GOAL OF THE EXERCISE:
An exact copy of all the entries below is what this task needs.

******

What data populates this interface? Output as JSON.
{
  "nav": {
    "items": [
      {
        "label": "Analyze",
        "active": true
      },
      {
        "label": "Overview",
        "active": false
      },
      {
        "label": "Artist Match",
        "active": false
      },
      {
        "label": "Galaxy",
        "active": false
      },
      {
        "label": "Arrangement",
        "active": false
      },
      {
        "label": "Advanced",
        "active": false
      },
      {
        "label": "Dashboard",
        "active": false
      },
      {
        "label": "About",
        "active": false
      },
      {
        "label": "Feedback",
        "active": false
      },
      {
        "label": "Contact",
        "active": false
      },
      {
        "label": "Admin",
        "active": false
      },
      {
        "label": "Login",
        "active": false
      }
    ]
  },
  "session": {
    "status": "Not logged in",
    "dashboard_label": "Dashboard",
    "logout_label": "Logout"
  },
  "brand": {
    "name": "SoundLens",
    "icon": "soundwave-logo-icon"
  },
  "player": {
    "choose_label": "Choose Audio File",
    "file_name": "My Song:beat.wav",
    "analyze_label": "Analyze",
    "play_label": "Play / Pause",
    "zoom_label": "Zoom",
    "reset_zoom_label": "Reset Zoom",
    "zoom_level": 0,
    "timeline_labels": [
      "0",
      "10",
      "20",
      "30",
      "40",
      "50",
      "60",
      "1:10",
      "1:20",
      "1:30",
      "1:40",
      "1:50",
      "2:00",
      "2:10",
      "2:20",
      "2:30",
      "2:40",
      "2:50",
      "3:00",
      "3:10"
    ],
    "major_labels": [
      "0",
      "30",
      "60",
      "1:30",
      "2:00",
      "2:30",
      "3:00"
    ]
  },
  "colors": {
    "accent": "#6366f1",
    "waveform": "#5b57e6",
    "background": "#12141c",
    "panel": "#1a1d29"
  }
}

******

OUTPUT FOR THIS EXERCISE:
What data populates this interface? Output as JSON.
{
  "nav": {
    "items": [
      {
        "label": "Analyze",
        "active": true
      },
      {
        "label": "Overview",
        "active": false
      },
      {
        "label": "Artist Match",
        "active": false
      },
      {
        "label": "Galaxy",
        "active": false
      },
      {
        "label": "Arrangement",
        "active": false
      },
      {
        "label": "Advanced",
        "active": false
      },
      {
        "label": "Dashboard",
        "active": false
      },
      {
        "label": "About",
        "active": false
      },
      {
        "label": "Feedback",
        "active": false
      },
      {
        "label": "Contact",
        "active": false
      },
      {
        "label": "Admin",
        "active": false
      },
      {
        "label": "Login",
        "active": false
      }
    ]
  },
  "session": {
    "status": "Not logged in",
    "dashboard_label": "Dashboard",
    "logout_label": "Logout"
  },
  "brand": {
    "name": "SoundLens",
    "icon": "soundwave-logo-icon"
  },
  "player": {
    "choose_label": "Choose Audio File",
    "file_name": "My Song:beat.wav",
    "analyze_label": "Analyze",
    "play_label": "Play / Pause",
    "zoom_label": "Zoom",
    "reset_zoom_label": "Reset Zoom",
    "zoom_level": 0,
    "timeline_labels": [
      "0",
      "10",
      "20",
      "30",
      "40",
      "50",
      "60",
      "1:10",
      "1:20",
      "1:30",
      "1:40",
      "1:50",
      "2:00",
      "2:10",
      "2:20",
      "2:30",
      "2:40",
      "2:50",
      "3:00",
      "3:10"
    ],
    "major_labels": [
      "0",
      "30",
      "60",
      "1:30",
      "2:00",
      "2:30",
      "3:00"
    ]
  },
  "colors": {
    "accent": "#6366f1",
    "waveform": "#5b57e6",
    "background": "#12141c",
    "panel": "#1a1d29"
  }
}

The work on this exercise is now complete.